Count every line in the entries that follow where the word "this" appears, then state only the total.

[Entries taken from a collection]
--------------------------------------------------

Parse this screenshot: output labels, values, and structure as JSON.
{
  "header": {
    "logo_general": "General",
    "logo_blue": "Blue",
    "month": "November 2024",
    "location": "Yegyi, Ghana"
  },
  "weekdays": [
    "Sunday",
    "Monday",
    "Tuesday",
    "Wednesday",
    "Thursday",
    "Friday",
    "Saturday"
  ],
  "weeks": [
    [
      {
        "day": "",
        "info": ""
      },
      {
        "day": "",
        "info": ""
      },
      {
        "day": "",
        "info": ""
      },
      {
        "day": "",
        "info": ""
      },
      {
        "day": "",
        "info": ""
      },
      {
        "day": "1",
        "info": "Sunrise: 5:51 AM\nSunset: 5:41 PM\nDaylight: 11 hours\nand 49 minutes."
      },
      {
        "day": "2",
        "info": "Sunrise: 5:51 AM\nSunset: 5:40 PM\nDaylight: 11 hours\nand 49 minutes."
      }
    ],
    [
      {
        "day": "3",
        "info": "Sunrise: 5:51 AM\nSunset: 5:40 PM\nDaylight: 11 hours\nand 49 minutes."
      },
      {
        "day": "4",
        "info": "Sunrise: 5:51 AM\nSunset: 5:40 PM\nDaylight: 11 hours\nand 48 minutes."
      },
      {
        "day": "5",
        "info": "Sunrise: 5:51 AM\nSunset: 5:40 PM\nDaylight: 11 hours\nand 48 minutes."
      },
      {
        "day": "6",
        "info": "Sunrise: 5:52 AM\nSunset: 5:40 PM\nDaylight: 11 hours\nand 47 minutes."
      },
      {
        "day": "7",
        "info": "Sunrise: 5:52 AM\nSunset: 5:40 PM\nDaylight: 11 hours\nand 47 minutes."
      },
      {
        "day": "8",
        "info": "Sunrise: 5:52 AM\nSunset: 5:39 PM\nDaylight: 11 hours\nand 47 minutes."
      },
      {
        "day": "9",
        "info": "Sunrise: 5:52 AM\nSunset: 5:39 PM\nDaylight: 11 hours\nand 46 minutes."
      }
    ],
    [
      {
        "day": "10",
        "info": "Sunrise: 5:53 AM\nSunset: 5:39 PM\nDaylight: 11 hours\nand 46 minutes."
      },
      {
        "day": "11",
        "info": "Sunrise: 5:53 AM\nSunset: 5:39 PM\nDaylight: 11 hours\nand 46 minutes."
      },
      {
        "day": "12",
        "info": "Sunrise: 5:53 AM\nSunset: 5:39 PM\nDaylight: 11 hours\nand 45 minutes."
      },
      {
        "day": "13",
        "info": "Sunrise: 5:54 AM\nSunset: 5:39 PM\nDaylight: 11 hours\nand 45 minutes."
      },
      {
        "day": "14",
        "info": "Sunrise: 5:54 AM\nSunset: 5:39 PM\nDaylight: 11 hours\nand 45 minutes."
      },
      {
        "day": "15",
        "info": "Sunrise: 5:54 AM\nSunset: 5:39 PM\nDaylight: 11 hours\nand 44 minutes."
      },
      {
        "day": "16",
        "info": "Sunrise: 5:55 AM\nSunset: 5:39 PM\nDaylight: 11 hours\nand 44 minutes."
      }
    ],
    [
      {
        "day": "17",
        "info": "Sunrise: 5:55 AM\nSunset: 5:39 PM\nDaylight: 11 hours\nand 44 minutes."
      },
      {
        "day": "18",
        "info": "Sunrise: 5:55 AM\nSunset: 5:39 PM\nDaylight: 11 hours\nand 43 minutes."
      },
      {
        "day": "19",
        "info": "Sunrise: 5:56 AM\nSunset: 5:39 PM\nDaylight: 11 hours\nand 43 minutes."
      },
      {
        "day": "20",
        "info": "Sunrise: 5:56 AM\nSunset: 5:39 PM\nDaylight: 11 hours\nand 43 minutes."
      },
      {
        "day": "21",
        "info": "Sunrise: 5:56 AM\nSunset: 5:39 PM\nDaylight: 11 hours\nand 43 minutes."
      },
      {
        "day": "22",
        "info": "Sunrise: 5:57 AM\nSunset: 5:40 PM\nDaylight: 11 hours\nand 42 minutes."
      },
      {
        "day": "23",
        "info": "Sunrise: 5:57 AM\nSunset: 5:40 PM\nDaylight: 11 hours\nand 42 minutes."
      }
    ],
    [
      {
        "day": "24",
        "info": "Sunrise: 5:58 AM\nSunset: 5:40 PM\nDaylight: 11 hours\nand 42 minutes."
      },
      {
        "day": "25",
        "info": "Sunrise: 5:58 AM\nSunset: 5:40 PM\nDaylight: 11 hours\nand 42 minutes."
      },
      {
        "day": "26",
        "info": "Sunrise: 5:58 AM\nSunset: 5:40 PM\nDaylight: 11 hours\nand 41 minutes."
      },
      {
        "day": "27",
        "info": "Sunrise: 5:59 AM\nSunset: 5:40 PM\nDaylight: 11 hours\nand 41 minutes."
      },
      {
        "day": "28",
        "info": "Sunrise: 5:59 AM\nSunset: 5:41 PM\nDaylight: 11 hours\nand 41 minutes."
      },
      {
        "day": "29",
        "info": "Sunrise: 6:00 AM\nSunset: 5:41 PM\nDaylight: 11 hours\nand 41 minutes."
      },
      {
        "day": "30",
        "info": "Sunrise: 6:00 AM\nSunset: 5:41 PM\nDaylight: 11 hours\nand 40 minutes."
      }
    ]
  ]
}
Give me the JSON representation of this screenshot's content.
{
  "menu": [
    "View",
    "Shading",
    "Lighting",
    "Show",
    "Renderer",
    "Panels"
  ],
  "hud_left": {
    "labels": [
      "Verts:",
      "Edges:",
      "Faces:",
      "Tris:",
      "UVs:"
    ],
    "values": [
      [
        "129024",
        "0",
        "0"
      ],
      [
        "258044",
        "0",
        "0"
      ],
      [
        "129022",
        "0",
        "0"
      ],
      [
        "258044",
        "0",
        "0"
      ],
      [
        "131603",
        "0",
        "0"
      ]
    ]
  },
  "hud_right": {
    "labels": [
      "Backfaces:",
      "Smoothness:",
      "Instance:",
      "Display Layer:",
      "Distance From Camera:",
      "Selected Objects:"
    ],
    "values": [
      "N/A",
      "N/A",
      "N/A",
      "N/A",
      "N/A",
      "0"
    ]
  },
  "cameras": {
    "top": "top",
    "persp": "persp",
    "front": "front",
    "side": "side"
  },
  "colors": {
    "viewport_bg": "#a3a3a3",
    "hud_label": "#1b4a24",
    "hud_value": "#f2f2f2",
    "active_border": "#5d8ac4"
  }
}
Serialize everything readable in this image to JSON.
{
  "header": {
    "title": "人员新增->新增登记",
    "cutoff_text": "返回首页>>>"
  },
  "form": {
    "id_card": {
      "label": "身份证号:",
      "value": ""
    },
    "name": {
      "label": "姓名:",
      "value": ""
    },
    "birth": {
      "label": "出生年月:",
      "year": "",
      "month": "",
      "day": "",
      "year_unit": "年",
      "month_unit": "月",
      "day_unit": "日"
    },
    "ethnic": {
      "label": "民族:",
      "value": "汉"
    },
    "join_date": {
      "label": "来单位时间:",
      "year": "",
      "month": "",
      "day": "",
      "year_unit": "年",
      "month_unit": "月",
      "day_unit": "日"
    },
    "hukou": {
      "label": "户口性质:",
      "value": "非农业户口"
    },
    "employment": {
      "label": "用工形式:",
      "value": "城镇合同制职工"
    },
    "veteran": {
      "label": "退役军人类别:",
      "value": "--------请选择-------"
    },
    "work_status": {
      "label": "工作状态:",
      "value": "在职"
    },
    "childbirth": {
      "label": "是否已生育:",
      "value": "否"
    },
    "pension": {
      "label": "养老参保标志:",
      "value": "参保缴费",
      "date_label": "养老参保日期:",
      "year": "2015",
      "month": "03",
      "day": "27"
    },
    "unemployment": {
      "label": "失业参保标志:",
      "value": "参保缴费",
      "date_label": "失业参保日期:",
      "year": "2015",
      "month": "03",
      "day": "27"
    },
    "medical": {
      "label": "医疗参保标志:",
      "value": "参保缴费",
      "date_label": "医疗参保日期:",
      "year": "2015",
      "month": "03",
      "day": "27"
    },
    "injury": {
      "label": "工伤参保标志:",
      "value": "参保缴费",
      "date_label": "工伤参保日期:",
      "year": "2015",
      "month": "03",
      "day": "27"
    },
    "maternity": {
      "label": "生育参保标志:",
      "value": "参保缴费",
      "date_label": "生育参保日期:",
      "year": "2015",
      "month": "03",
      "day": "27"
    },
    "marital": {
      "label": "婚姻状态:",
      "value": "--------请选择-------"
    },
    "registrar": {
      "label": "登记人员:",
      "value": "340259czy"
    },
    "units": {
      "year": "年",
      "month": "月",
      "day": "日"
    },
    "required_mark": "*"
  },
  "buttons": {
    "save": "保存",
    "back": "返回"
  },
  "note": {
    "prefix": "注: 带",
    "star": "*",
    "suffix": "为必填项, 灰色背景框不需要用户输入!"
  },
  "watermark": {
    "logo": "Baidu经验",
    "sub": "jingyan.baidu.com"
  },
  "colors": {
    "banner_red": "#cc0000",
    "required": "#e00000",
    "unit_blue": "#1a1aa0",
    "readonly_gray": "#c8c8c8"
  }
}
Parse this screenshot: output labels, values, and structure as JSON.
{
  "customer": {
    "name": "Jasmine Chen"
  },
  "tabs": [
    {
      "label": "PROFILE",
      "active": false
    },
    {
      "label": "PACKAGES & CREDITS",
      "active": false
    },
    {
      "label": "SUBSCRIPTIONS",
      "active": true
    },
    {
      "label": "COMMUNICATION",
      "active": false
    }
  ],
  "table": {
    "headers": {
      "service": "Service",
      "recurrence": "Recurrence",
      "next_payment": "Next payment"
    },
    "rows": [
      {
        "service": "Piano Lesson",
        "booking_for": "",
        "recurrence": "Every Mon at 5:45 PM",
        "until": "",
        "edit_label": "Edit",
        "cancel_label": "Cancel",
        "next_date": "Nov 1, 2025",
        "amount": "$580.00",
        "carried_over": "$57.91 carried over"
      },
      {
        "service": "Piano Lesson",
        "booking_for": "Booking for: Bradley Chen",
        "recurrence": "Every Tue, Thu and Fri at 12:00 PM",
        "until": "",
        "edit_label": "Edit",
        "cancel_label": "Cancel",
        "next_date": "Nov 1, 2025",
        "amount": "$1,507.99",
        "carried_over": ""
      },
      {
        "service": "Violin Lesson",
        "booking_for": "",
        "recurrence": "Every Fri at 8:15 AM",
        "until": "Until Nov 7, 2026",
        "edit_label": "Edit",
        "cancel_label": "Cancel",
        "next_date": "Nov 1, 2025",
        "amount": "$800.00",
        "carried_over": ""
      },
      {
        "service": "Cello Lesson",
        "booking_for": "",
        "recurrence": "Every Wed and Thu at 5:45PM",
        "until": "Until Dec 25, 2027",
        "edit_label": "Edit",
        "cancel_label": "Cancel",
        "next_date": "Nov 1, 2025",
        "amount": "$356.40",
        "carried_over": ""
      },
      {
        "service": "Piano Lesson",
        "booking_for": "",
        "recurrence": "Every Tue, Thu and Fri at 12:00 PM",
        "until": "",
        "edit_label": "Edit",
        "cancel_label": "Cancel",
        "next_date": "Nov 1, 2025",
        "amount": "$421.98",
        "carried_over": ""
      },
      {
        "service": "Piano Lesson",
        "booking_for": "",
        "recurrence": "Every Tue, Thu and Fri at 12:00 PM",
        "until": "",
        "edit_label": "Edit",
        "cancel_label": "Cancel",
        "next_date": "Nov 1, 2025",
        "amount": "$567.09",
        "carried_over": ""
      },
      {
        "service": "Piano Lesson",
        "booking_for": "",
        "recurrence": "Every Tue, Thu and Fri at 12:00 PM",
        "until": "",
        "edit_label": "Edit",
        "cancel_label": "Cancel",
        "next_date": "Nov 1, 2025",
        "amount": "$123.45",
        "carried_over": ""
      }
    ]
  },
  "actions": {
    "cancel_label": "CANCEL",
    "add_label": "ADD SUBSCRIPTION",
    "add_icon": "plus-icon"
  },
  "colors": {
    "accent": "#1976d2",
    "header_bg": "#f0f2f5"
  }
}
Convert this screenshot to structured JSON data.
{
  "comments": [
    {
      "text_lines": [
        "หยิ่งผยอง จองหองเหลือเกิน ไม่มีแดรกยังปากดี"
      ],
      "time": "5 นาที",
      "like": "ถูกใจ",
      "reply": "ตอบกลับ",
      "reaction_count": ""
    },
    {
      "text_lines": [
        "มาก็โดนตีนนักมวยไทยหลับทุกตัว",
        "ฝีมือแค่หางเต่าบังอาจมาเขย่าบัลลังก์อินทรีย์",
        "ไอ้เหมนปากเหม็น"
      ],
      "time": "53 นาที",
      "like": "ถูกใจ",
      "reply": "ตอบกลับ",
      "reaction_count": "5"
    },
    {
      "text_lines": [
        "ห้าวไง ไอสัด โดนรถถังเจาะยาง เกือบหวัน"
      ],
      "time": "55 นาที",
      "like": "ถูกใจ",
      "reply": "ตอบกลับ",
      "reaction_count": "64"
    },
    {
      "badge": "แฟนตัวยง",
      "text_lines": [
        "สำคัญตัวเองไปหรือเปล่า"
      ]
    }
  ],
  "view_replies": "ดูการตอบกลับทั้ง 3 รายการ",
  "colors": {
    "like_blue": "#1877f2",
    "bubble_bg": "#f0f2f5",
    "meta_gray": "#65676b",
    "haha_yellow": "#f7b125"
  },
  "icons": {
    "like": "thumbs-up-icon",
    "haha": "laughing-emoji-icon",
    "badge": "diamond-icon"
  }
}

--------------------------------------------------

#### Exercise solution:
5